But then, as I continue to watch her across the infirmary . . . I start to feel something different entirely. Something twisting and ugly springs up.
Because she’s in a chair, sitting very close to the bed, chatting with that chud Winston. He’s shirtless except for a large bandage stuck to his chest and the sling cradling his arm. They talk in soft, familiar tones—almost intimate—then Lenora smiles at him. And it’s a real smile. The kind that dances in her eyes and lights up her whole face.
And I want to shoot the bastard. The same way they shot the evil fuck who tried to hurt her—right where they found him, on that same day, in an abandoned building across from the parade route.
I walk into the room. “Well, isn’t this nice?”
Lenora turns at the sound of my voice, and for a moment she looks happy to see me.
“Edward!” She stands. “When did you get back?”
Despite the fuse that’s been lit in my head, my eyes drink her in deeply. They’ve missed her. “Just now.”
“Duke Anthorp.” The bodyguard greets me, dipping his head in a bow.
“Winston.” I turn to face him. “Thank you for what you did. We are . . .” I glance at Lenora, then back again. “. . . forever in your debt.”
And though resentment sizzles in my throat, the words are true.
I loop my arm around Lenora’s shoulders, pulling her good and snug against me. “Come along, love. Say goodbye to your little friend.”
She looks at me strangely, but then turns to the guard. “Good day, Winston.”

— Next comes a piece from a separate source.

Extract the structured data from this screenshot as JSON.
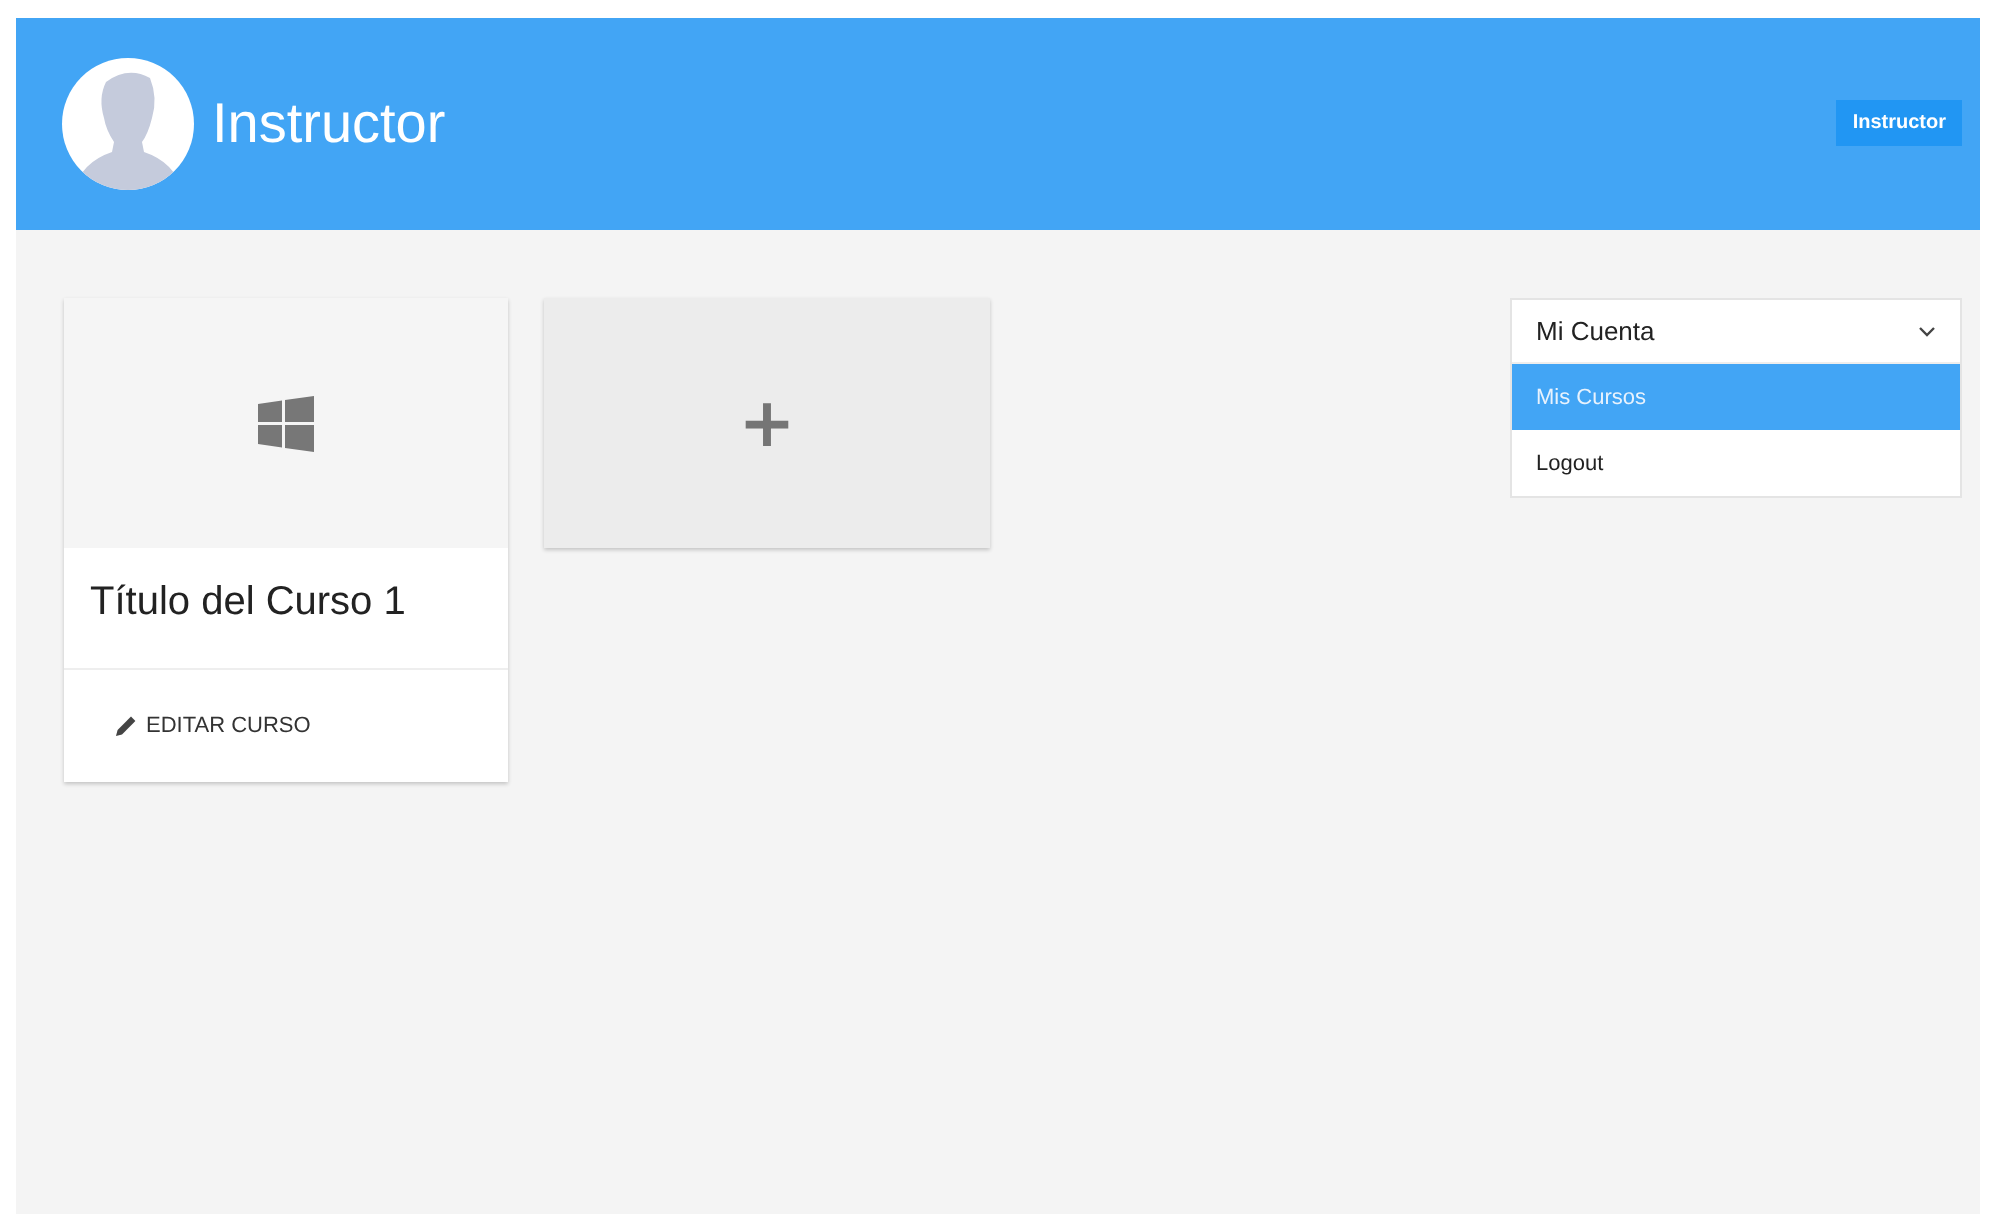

And I guide Lenny out of the room. In the hall, I step back and look her up and down again—checking for injuries.